The only ingredients you need! Look at those lovely steel-cut oats!!!
Monday, February 27, 2012
To inspire discussion about difficult topics, I started handing out slips of scrap paper and having students write answers to questions like: What makes you mad? What causes you pain? What makes you happy? and other difficult questions to discuss out loud. I then read the answers and we talked about what we heard. We ended up having some wonderful discussions.
But the sad part was some of the answers I received. "It makes me mad when my dad ignores me." "It hurts me that I can't have a closer relationship with my mom." "It hurts when my friends make fun of me." "It makes me mad when people call me names." (These aren't actual answers; just my paraphrasing.)
These answers just break my heart. I wish I could share them with the parents of the authors. How could a father ignore a child? And what type of mother doesn't allow for a closer relationship with their child (daughter, I think) Some of them almost made me break Absolute Teaching Rule #1: Don't cry in front of my students (that's different from my Classroom Rule #1: No bleeding) Seeing the answers in stark pen and knowing the courage it took to write that made me very proud of my students. And this is just a little activity in one class.
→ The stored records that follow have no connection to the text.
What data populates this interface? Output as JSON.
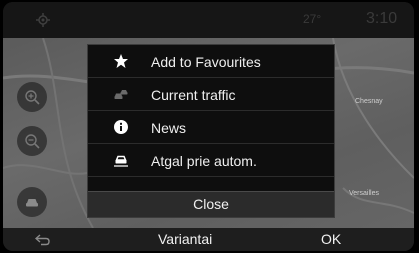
{
  "status_bar": {
    "temperature": "27°",
    "clock": "3:10",
    "gps_icon": "gps-locate-icon"
  },
  "map": {
    "place_labels": [
      "Chesnay",
      "Versailles"
    ],
    "buttons": [
      "zoom-in-icon",
      "zoom-out-icon",
      "car-icon"
    ]
  },
  "dialog": {
    "items": [
      {
        "label": "Add to Favourites",
        "icon": "star-icon"
      },
      {
        "label": "Current traffic",
        "icon": "traffic-icon"
      },
      {
        "label": "News",
        "icon": "info-icon"
      },
      {
        "label": "Atgal prie autom.",
        "icon": "car-icon"
      }
    ],
    "close_label": "Close"
  },
  "bottom_bar": {
    "back_icon": "back-arrow-icon",
    "options_label": "Variantai",
    "ok_label": "OK"
  },
  "colors": {
    "dialog_background": "#0e0e0e",
    "close_button": "#2b2b2b",
    "map": "#5f5f5f",
    "text": "#f0f0f0"
  }
}
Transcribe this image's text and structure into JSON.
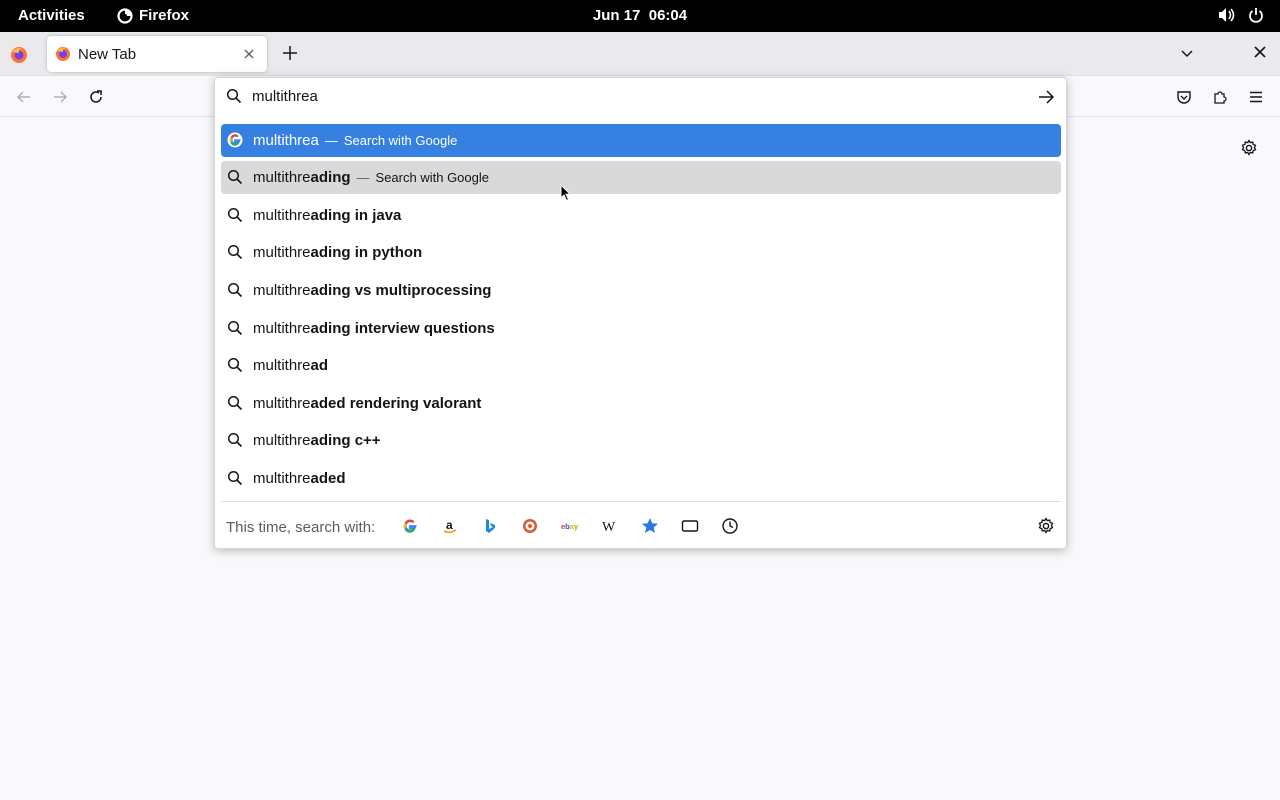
{
  "topbar": {
    "activities": "Activities",
    "app_name": "Firefox",
    "date": "Jun 17",
    "time": "06:04"
  },
  "tabs": [
    {
      "title": "New Tab",
      "active": true
    }
  ],
  "urlbar": {
    "value": "multithrea",
    "search_label": "Search with Google"
  },
  "suggestions": [
    {
      "typed": "multithrea",
      "completion": "",
      "action": "Search with Google",
      "icon": "google-icon",
      "selected": true
    },
    {
      "typed": "multithre",
      "completion": "ading",
      "action": "Search with Google",
      "icon": "search-icon",
      "hovered": true
    },
    {
      "typed": "multithre",
      "completion": "ading in java",
      "icon": "search-icon"
    },
    {
      "typed": "multithre",
      "completion": "ading in python",
      "icon": "search-icon"
    },
    {
      "typed": "multithre",
      "completion": "ading vs multiprocessing",
      "icon": "search-icon"
    },
    {
      "typed": "multithre",
      "completion": "ading interview questions",
      "icon": "search-icon"
    },
    {
      "typed": "multithre",
      "completion": "ad",
      "icon": "search-icon"
    },
    {
      "typed": "multithre",
      "completion": "aded rendering valorant",
      "icon": "search-icon"
    },
    {
      "typed": "multithre",
      "completion": "ading c++",
      "icon": "search-icon"
    },
    {
      "typed": "multithre",
      "completion": "aded",
      "icon": "search-icon"
    }
  ],
  "separator": "—",
  "one_off": {
    "label": "This time, search with:",
    "engines": [
      "Google",
      "Amazon",
      "Bing",
      "DuckDuckGo",
      "eBay",
      "Wikipedia",
      "Bookmarks",
      "Tabs",
      "History"
    ]
  },
  "colors": {
    "selected_row": "#3680e2",
    "hover_row": "#d9d9d9",
    "topbar": "#000000"
  }
}
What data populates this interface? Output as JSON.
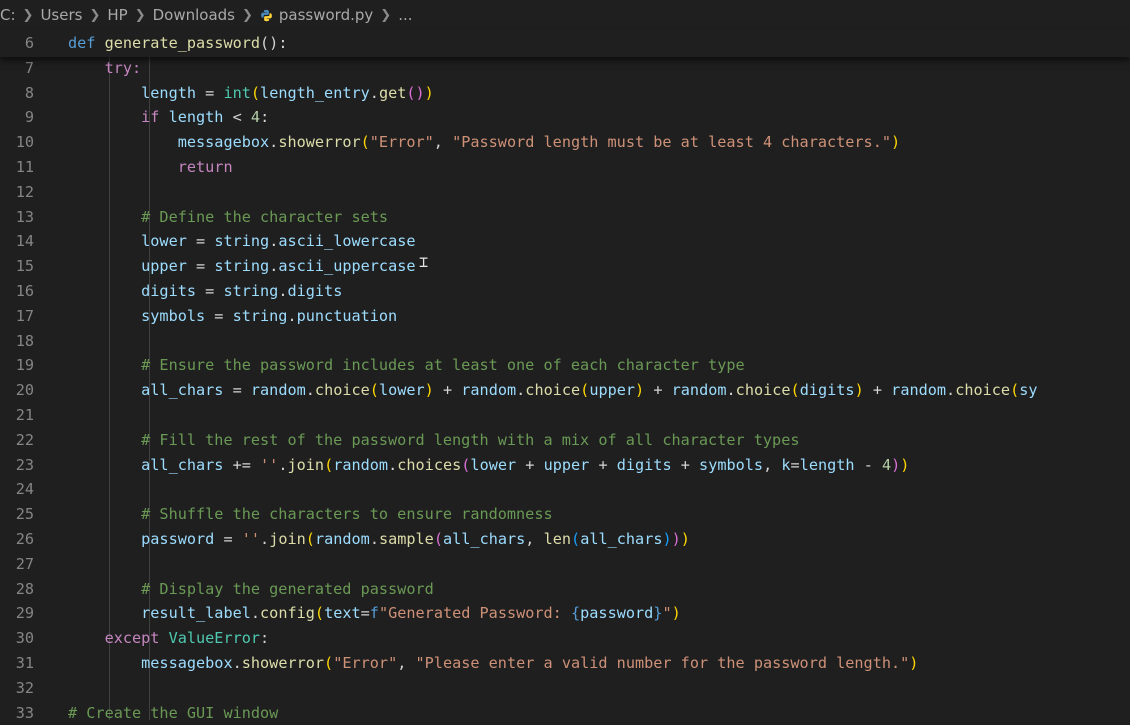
{
  "breadcrumb": {
    "items": [
      "C:",
      "Users",
      "HP",
      "Downloads"
    ],
    "file": "password.py",
    "trailing": "..."
  },
  "editor": {
    "lines": [
      {
        "n": "6",
        "code": [
          {
            "t": "def ",
            "c": "kw"
          },
          {
            "t": "generate_password",
            "c": "fn"
          },
          {
            "t": "():",
            "c": "pun"
          }
        ]
      },
      {
        "n": "7",
        "code": [
          {
            "t": "    try:",
            "c": "ctl"
          }
        ]
      },
      {
        "n": "8",
        "code": [
          {
            "t": "        length",
            "c": "var"
          },
          {
            "t": " = ",
            "c": "pun"
          },
          {
            "t": "int",
            "c": "cls"
          },
          {
            "t": "(",
            "c": "b1"
          },
          {
            "t": "length_entry",
            "c": "var"
          },
          {
            "t": ".",
            "c": "pun"
          },
          {
            "t": "get",
            "c": "fn"
          },
          {
            "t": "()",
            "c": "b2"
          },
          {
            "t": ")",
            "c": "b1"
          }
        ]
      },
      {
        "n": "9",
        "code": [
          {
            "t": "        if ",
            "c": "ctl"
          },
          {
            "t": "length",
            "c": "var"
          },
          {
            "t": " < ",
            "c": "pun"
          },
          {
            "t": "4",
            "c": "num"
          },
          {
            "t": ":",
            "c": "pun"
          }
        ]
      },
      {
        "n": "10",
        "code": [
          {
            "t": "            messagebox",
            "c": "var"
          },
          {
            "t": ".",
            "c": "pun"
          },
          {
            "t": "showerror",
            "c": "fn"
          },
          {
            "t": "(",
            "c": "b1"
          },
          {
            "t": "\"Error\"",
            "c": "str"
          },
          {
            "t": ", ",
            "c": "pun"
          },
          {
            "t": "\"Password length must be at least 4 characters.\"",
            "c": "str"
          },
          {
            "t": ")",
            "c": "b1"
          }
        ]
      },
      {
        "n": "11",
        "code": [
          {
            "t": "            return",
            "c": "ctl"
          }
        ]
      },
      {
        "n": "12",
        "code": []
      },
      {
        "n": "13",
        "code": [
          {
            "t": "        # Define the character sets",
            "c": "cmt"
          }
        ]
      },
      {
        "n": "14",
        "code": [
          {
            "t": "        lower",
            "c": "var"
          },
          {
            "t": " = ",
            "c": "pun"
          },
          {
            "t": "string",
            "c": "var"
          },
          {
            "t": ".",
            "c": "pun"
          },
          {
            "t": "ascii_lowercase",
            "c": "var"
          }
        ]
      },
      {
        "n": "15",
        "code": [
          {
            "t": "        upper",
            "c": "var"
          },
          {
            "t": " = ",
            "c": "pun"
          },
          {
            "t": "string",
            "c": "var"
          },
          {
            "t": ".",
            "c": "pun"
          },
          {
            "t": "ascii_uppercase",
            "c": "var"
          }
        ]
      },
      {
        "n": "16",
        "code": [
          {
            "t": "        digits",
            "c": "var"
          },
          {
            "t": " = ",
            "c": "pun"
          },
          {
            "t": "string",
            "c": "var"
          },
          {
            "t": ".",
            "c": "pun"
          },
          {
            "t": "digits",
            "c": "var"
          }
        ]
      },
      {
        "n": "17",
        "code": [
          {
            "t": "        symbols",
            "c": "var"
          },
          {
            "t": " = ",
            "c": "pun"
          },
          {
            "t": "string",
            "c": "var"
          },
          {
            "t": ".",
            "c": "pun"
          },
          {
            "t": "punctuation",
            "c": "var"
          }
        ]
      },
      {
        "n": "18",
        "code": []
      },
      {
        "n": "19",
        "code": [
          {
            "t": "        # Ensure the password includes at least one of each character type",
            "c": "cmt"
          }
        ]
      },
      {
        "n": "20",
        "code": [
          {
            "t": "        all_chars",
            "c": "var"
          },
          {
            "t": " = ",
            "c": "pun"
          },
          {
            "t": "random",
            "c": "var"
          },
          {
            "t": ".",
            "c": "pun"
          },
          {
            "t": "choice",
            "c": "fn"
          },
          {
            "t": "(",
            "c": "b1"
          },
          {
            "t": "lower",
            "c": "var"
          },
          {
            "t": ")",
            "c": "b1"
          },
          {
            "t": " + ",
            "c": "pun"
          },
          {
            "t": "random",
            "c": "var"
          },
          {
            "t": ".",
            "c": "pun"
          },
          {
            "t": "choice",
            "c": "fn"
          },
          {
            "t": "(",
            "c": "b1"
          },
          {
            "t": "upper",
            "c": "var"
          },
          {
            "t": ")",
            "c": "b1"
          },
          {
            "t": " + ",
            "c": "pun"
          },
          {
            "t": "random",
            "c": "var"
          },
          {
            "t": ".",
            "c": "pun"
          },
          {
            "t": "choice",
            "c": "fn"
          },
          {
            "t": "(",
            "c": "b1"
          },
          {
            "t": "digits",
            "c": "var"
          },
          {
            "t": ")",
            "c": "b1"
          },
          {
            "t": " + ",
            "c": "pun"
          },
          {
            "t": "random",
            "c": "var"
          },
          {
            "t": ".",
            "c": "pun"
          },
          {
            "t": "choice",
            "c": "fn"
          },
          {
            "t": "(",
            "c": "b1"
          },
          {
            "t": "sy",
            "c": "var"
          }
        ]
      },
      {
        "n": "21",
        "code": []
      },
      {
        "n": "22",
        "code": [
          {
            "t": "        # Fill the rest of the password length with a mix of all character types",
            "c": "cmt"
          }
        ]
      },
      {
        "n": "23",
        "code": [
          {
            "t": "        all_chars",
            "c": "var"
          },
          {
            "t": " += ",
            "c": "pun"
          },
          {
            "t": "''",
            "c": "str"
          },
          {
            "t": ".",
            "c": "pun"
          },
          {
            "t": "join",
            "c": "fn"
          },
          {
            "t": "(",
            "c": "b1"
          },
          {
            "t": "random",
            "c": "var"
          },
          {
            "t": ".",
            "c": "pun"
          },
          {
            "t": "choices",
            "c": "fn"
          },
          {
            "t": "(",
            "c": "b2"
          },
          {
            "t": "lower",
            "c": "var"
          },
          {
            "t": " + ",
            "c": "pun"
          },
          {
            "t": "upper",
            "c": "var"
          },
          {
            "t": " + ",
            "c": "pun"
          },
          {
            "t": "digits",
            "c": "var"
          },
          {
            "t": " + ",
            "c": "pun"
          },
          {
            "t": "symbols",
            "c": "var"
          },
          {
            "t": ", ",
            "c": "pun"
          },
          {
            "t": "k",
            "c": "var"
          },
          {
            "t": "=",
            "c": "pun"
          },
          {
            "t": "length",
            "c": "var"
          },
          {
            "t": " - ",
            "c": "pun"
          },
          {
            "t": "4",
            "c": "num"
          },
          {
            "t": ")",
            "c": "b2"
          },
          {
            "t": ")",
            "c": "b1"
          }
        ]
      },
      {
        "n": "24",
        "code": []
      },
      {
        "n": "25",
        "code": [
          {
            "t": "        # Shuffle the characters to ensure randomness",
            "c": "cmt"
          }
        ]
      },
      {
        "n": "26",
        "code": [
          {
            "t": "        password",
            "c": "var"
          },
          {
            "t": " = ",
            "c": "pun"
          },
          {
            "t": "''",
            "c": "str"
          },
          {
            "t": ".",
            "c": "pun"
          },
          {
            "t": "join",
            "c": "fn"
          },
          {
            "t": "(",
            "c": "b1"
          },
          {
            "t": "random",
            "c": "var"
          },
          {
            "t": ".",
            "c": "pun"
          },
          {
            "t": "sample",
            "c": "fn"
          },
          {
            "t": "(",
            "c": "b2"
          },
          {
            "t": "all_chars",
            "c": "var"
          },
          {
            "t": ", ",
            "c": "pun"
          },
          {
            "t": "len",
            "c": "fn"
          },
          {
            "t": "(",
            "c": "b3"
          },
          {
            "t": "all_chars",
            "c": "var"
          },
          {
            "t": ")",
            "c": "b3"
          },
          {
            "t": ")",
            "c": "b2"
          },
          {
            "t": ")",
            "c": "b1"
          }
        ]
      },
      {
        "n": "27",
        "code": []
      },
      {
        "n": "28",
        "code": [
          {
            "t": "        # Display the generated password",
            "c": "cmt"
          }
        ]
      },
      {
        "n": "29",
        "code": [
          {
            "t": "        result_label",
            "c": "var"
          },
          {
            "t": ".",
            "c": "pun"
          },
          {
            "t": "config",
            "c": "fn"
          },
          {
            "t": "(",
            "c": "b1"
          },
          {
            "t": "text",
            "c": "var"
          },
          {
            "t": "=",
            "c": "pun"
          },
          {
            "t": "f",
            "c": "kw"
          },
          {
            "t": "\"Generated Password: ",
            "c": "str"
          },
          {
            "t": "{",
            "c": "kw"
          },
          {
            "t": "password",
            "c": "var"
          },
          {
            "t": "}",
            "c": "kw"
          },
          {
            "t": "\"",
            "c": "str"
          },
          {
            "t": ")",
            "c": "b1"
          }
        ]
      },
      {
        "n": "30",
        "code": [
          {
            "t": "    except ",
            "c": "ctl"
          },
          {
            "t": "ValueError",
            "c": "cls"
          },
          {
            "t": ":",
            "c": "pun"
          }
        ]
      },
      {
        "n": "31",
        "code": [
          {
            "t": "        messagebox",
            "c": "var"
          },
          {
            "t": ".",
            "c": "pun"
          },
          {
            "t": "showerror",
            "c": "fn"
          },
          {
            "t": "(",
            "c": "b1"
          },
          {
            "t": "\"Error\"",
            "c": "str"
          },
          {
            "t": ", ",
            "c": "pun"
          },
          {
            "t": "\"Please enter a valid number for the password length.\"",
            "c": "str"
          },
          {
            "t": ")",
            "c": "b1"
          }
        ]
      },
      {
        "n": "32",
        "code": []
      },
      {
        "n": "33",
        "code": [
          {
            "t": "# Create the GUI window",
            "c": "cmt"
          }
        ]
      }
    ]
  },
  "icons": {
    "file_icon": "python-file-icon",
    "cursor": "text-cursor-icon"
  },
  "colors": {
    "background": "#1f1f1f",
    "keyword": "#569cd6",
    "control": "#c586c0",
    "function": "#dcdcaa",
    "variable": "#9cdcfe",
    "string": "#ce9178",
    "number": "#b5cea8",
    "comment": "#6a9955",
    "class": "#4ec9b0"
  }
}
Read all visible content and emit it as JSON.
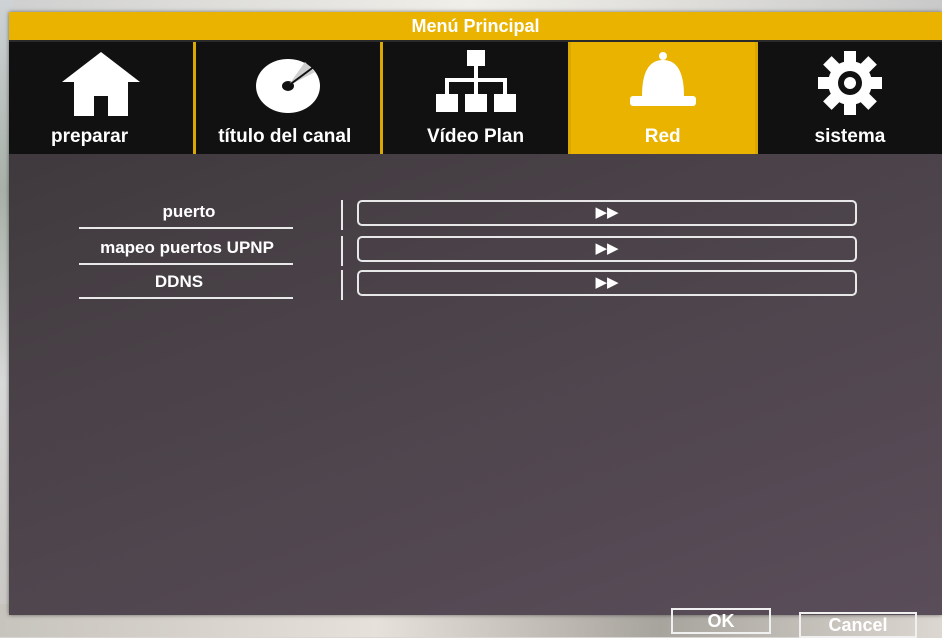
{
  "window": {
    "title": "Menú Principal"
  },
  "tabs": [
    {
      "label": "preparar",
      "icon": "home-icon",
      "active": false
    },
    {
      "label": "título del canal",
      "icon": "disc-icon",
      "active": false
    },
    {
      "label": "Vídeo Plan",
      "icon": "network-icon",
      "active": false
    },
    {
      "label": "Red",
      "icon": "bell-icon",
      "active": true
    },
    {
      "label": "sistema",
      "icon": "gear-icon",
      "active": false
    }
  ],
  "settings": [
    {
      "label": "puerto",
      "button": "▶▶"
    },
    {
      "label": "mapeo puertos UPNP",
      "button": "▶▶"
    },
    {
      "label": "DDNS",
      "button": "▶▶"
    }
  ],
  "footer": {
    "ok_label": "OK",
    "cancel_label": "Cancel"
  },
  "colors": {
    "accent": "#e9b300",
    "panel": "#433c42",
    "tab_bg": "#111111",
    "text": "#ffffff"
  }
}
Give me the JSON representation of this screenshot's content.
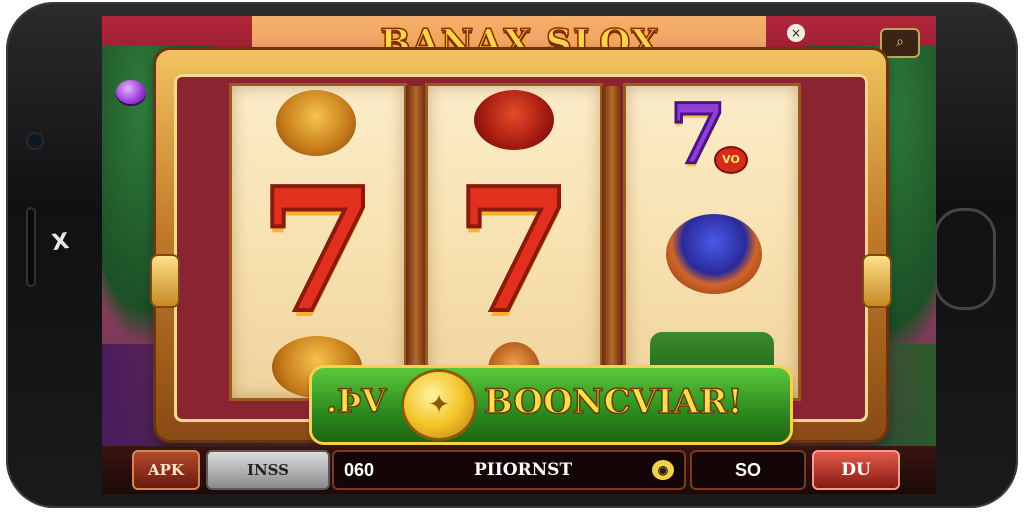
{
  "device": {
    "brand_mark": "X"
  },
  "game": {
    "title": "BANAX SLOX"
  },
  "reels": {
    "reel1": {
      "middle": "7"
    },
    "reel2": {
      "middle": "7"
    },
    "reel3": {
      "top": "7",
      "top_badge": "VO"
    }
  },
  "banner": {
    "left_text": ".ÞV",
    "right_text": "BOONCVIAR!"
  },
  "bottom_bar": {
    "apk_label": "APK",
    "grey_label": "INSS",
    "main_left": "060",
    "main_center": "PIIORNST",
    "number_label": "SO",
    "red_label": "DU"
  },
  "colors": {
    "title_gold": "#ffd64a",
    "seven_red": "#e3301e",
    "banner_green": "#2c8a1e",
    "frame_gold": "#c27d28"
  },
  "icons": [
    "search-icon",
    "close-icon",
    "coin-icon",
    "chip-icon"
  ]
}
Teenagers always get such a bad rap: They're loud, dumb, rude, disrespectful, etc.
On the other hand, they want closer relationships with their parents.
When parents choose others over their children, it cuts deep.
It hurts them when they're made fun of by the people who are supposed to be supportive and they don't know how to handle the situation.
They're just kids. Stuck in adult situations that no one is helping them with. A little empathy goes a long way.
Sunday, December 25, 2011
1-2 squash ( I used Delicata and some other type that I forgot the name of, but I think any winter squash would work)
cream cheese (I used 1 1/2 boxes), room temperature
puff pastry, thawed
Clean the squash and cut into 1 inch-ish squares. Place on a baking sheet, drizzle with oil and salt, bake until soft.
Cook 3-4 slices of bacon. Remove from pan and add chopped onion, saute.
Roll the puff pastry till about 1/2 inch thick. Add spices to cream cheese (I added celery salt and pepper and a little of the bacon but add what you would like)
Place puff pastry on baking sheet on parchment paper. Smear cream cheese on pastry, put squash, onion, and bacon on pastry. Roll up edges slighty to form crust.
Bake at 350 for 25ish minutes, or until done. Enjoy!
Monday, August 29, 2011
I also made pickled beets and beet jelly. Beets are almost the perfect vegetable. According to the Nutrition and You website, beets are full of fiber, vitamin C, potassium, and anti-oxidants.
Next time on "As the Jelly Jar Seals," will Merrilee can carrots? Will she ever have enough tomatoes to make sauce? Will Matt come home again to a filthy stove top? And whatever happened to Mr. Stripey Tomato, last seen entering the M&M household and not seen since? Will the mystery be solved? Tune in next time to find out!
Friday, August 19, 2011
Monday, August 1, 2011
See this lovely tomato? How much would you pay for it?
These organic, heirloom tomatoes, sold at a "Hole" Foods store, were....wait for it........wait.....
$5.99 a pound
The tomato was 2 pounds, hence the lovely tomato above was $12. $12!!!!!
That better be one heck of a great tomato!
But when you eat out of season, you pay for "forcing" the vegetable to ripen. Personally, I'll wait until the tomatoes are actually ripe and I'll know that they will taste even better than the one above. Don't get me wrong, I'd give plenty for a good ripe tomato and some s/p but the cheapskate in me doesn't want to pay $12 for it!
And I saw people purchasing the expensive tomatoes. One lady walked out of the store clutching a lovely Mr. Stripey like it was priceless. At those prices, it kinda was. So see, we're all in the wrong profession. We should start heirloom organic tomato farms and sell our crops at a high price!
(And yes, I pulled my camera out of my purse and made Matt hold the offending tomato while others in the store stared at me. Oh well, I'm used to be stared at oddly by others, wondering what in the world I'm doing. I am a former CP worker and a current teacher, after all! It's part and parcel of the gigs!)